He is a multimillionaire client of mine. Handsome. Accomplished. Respected. Gentle. Reflective. Kind.

And I was examining every angle of why he was allowing a clearly destructive woman (borderline personality disorder) out of his life. He agreed over and over again that she was bad for him, that she felt no remorse, that suddenly abandoning partners was her longtime modus operandi, and yet, he couldn’t let go.

With enough digging, a story emerged.

“I was small as a kid. I was the last guy picked for all the teams. I guess I’m afraid nobody will pick me again if I can’t get her back.”

So he was telling himself, “You’re not good enough! Why would anybody ever pick you?” He was his own best emotional abuser.

Stories of emotional abuse fill magazines and newspapers (and Lifetime movies), but little is said about how we often do the job on ourselves first.
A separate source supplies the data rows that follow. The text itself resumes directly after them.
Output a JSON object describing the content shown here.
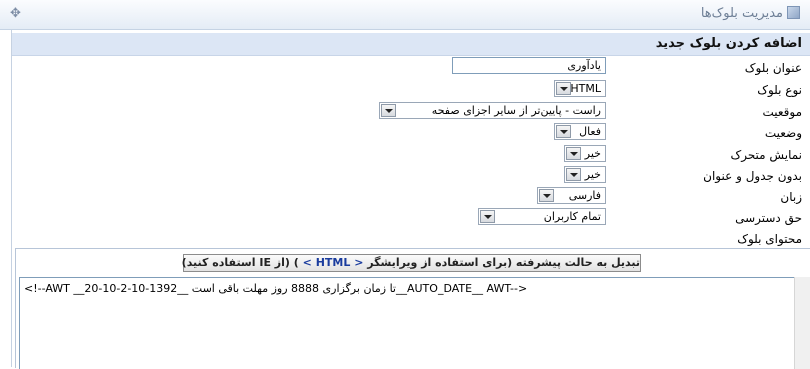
{
  "window": {
    "title": "مدیریت بلوک‌ها",
    "move_glyph": "✥"
  },
  "form": {
    "header": "اضافه کردن بلوک جدید",
    "fields": [
      {
        "label": "عنوان بلوک",
        "value": "یادآوری"
      },
      {
        "label": "نوع بلوک",
        "value": "HTML"
      },
      {
        "label": "موقعیت",
        "value": "راست - پایین‌تر از سایر اجزای صفحه"
      },
      {
        "label": "وضعیت",
        "value": "فعال"
      },
      {
        "label": "نمایش متحرک",
        "value": "خیر"
      },
      {
        "label": "بدون جدول و عنوان",
        "value": "خیر"
      },
      {
        "label": "زبان",
        "value": "فارسی"
      },
      {
        "label": "حق دسترسی",
        "value": "تمام کاربران"
      },
      {
        "label": "محتوای بلوک"
      }
    ]
  },
  "editor": {
    "toggle_button": {
      "part1": "تبدیل به حالت پیشرفته   (برای استفاده از ویرایشگر",
      "html": "< HTML >",
      "part2": ")   (از IE استفاده کنید)"
    },
    "content": "<!--AWT __تا زمان برگزاری 8888 روز مهلت باقی است __1392-10-2-10-20__AUTO_DATE__ AWT-->"
  },
  "icons": {
    "title_icon": "blocks-icon",
    "move_icon": "move-icon",
    "dropdown_icon": "chevron-down-icon"
  }
}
It’s easy to see how partners abuse each other — we can hear the insults and witness the behaviors — but what happens when the denigrating talk, shaming, threatening and behavioral choices happen inside one’s own head?

What happens is that the behavior — unspotted by those who care — persists.

And because of fundamental human tendencies like seeking “confirmation bias” and what Dr. Robert Cialdini calls “consistency” in his book, Influence, we will often unconsciously create exterior behaviors in those around us which echo and “confirm” our inner abuse. In other words, if you emotionally abuse yourself, you will instigate and encourage abusive behaviors from others.

So let’s take a moment to examine some of the most common ways we self-emotionally-abuse. Here are messages you want to listen for inside your own head, and some redirection so that you can liberate yourself before more damage is done.

  1. “I’m not worthy of love. Nobody of any quality would want me.”
  2. “Why should I express my opinion? I’m an idiot. I don’t know anything.”
  3. “Why should I express my needs? I’m just being needy.”
  4. “Nice one! You opened your mouth and you made a fool out of yourself. Better just keep your mouth shut.”
  5. “I’m just being a baby. I’m too sensitive. Toughen up.”
  6. “I have no right to seek out new friends. They won’t like me anyway.”
  7. “If I spend money on myself, I’m going to anger my partner/mother/father, so I’d better not.”
  8. “My achievements? Yuck. They’re nothing. They are not impressive at all.”
  9. “I don’t have the right to dream. Who am I fooling? I’m not going to achieve it anyway.”
  10. “I’m wrong. I’m usually wrong. I’d better just keep my opinion to myself.”
  11. “My body is awful. I’m not sexy. Nobody would want me.”
  12. “I don’t know how it’s my fault but it’s my fault.”
  13. “I’d better not say anything because I don’t want to insult or offend anyone. Ever.”
  14. “It’s my fault (the other person) is unhappy.”
  15. “I’m an idiot. Fatty-McFatso. Dumbbell. Brainless Betty.”
  16. “I don’t deserve compassion. I brought it on myself. Stupid! Stupid! Stupid!”
  17. “My feelings don’t matter. Only babies are needy like that.”
  18. “I don’t have the right…”
  19. “So what if I say I’m stupid or worthless? I am. I’m just being honest.”

The first step for anyone being emotionally abused is to recognize the patterns and hear the words. Whether it’s coming from outside or inside, if you’ve been minimizing, denying, or hiding it, this can be a scary and difficult first step. In many ways it’s easier to spot an external emotional abuser. Everything is out in the open. But either way, the anxiety caused will emerge as illness, addiction, or depression.

Can you make the internal changes yourself? Yes. But only if you actually desire the change. You must be brave enough to recognize your internal abusive patterns and turn negative thoughts to positive ones. After that, you’ve also got to be willing to see the damage it’s caused both yourself and the people around you.

Sound easy? It’s not. Habits take concerted effort to change. When you emotionally abuse yourself, you feel a very real sense of power. Your abusive voice, in a sense, hovers above and distances itself by externalizing the perceived weaknesses.

Learning how to accept and deal with your challenges in a realistic way rather than an abusive one, therefore, not only heals, but integrates your scattered parts into one whole. This prize is worth all the effort you can muster.

Kid sitting alone photo available from Shutterstock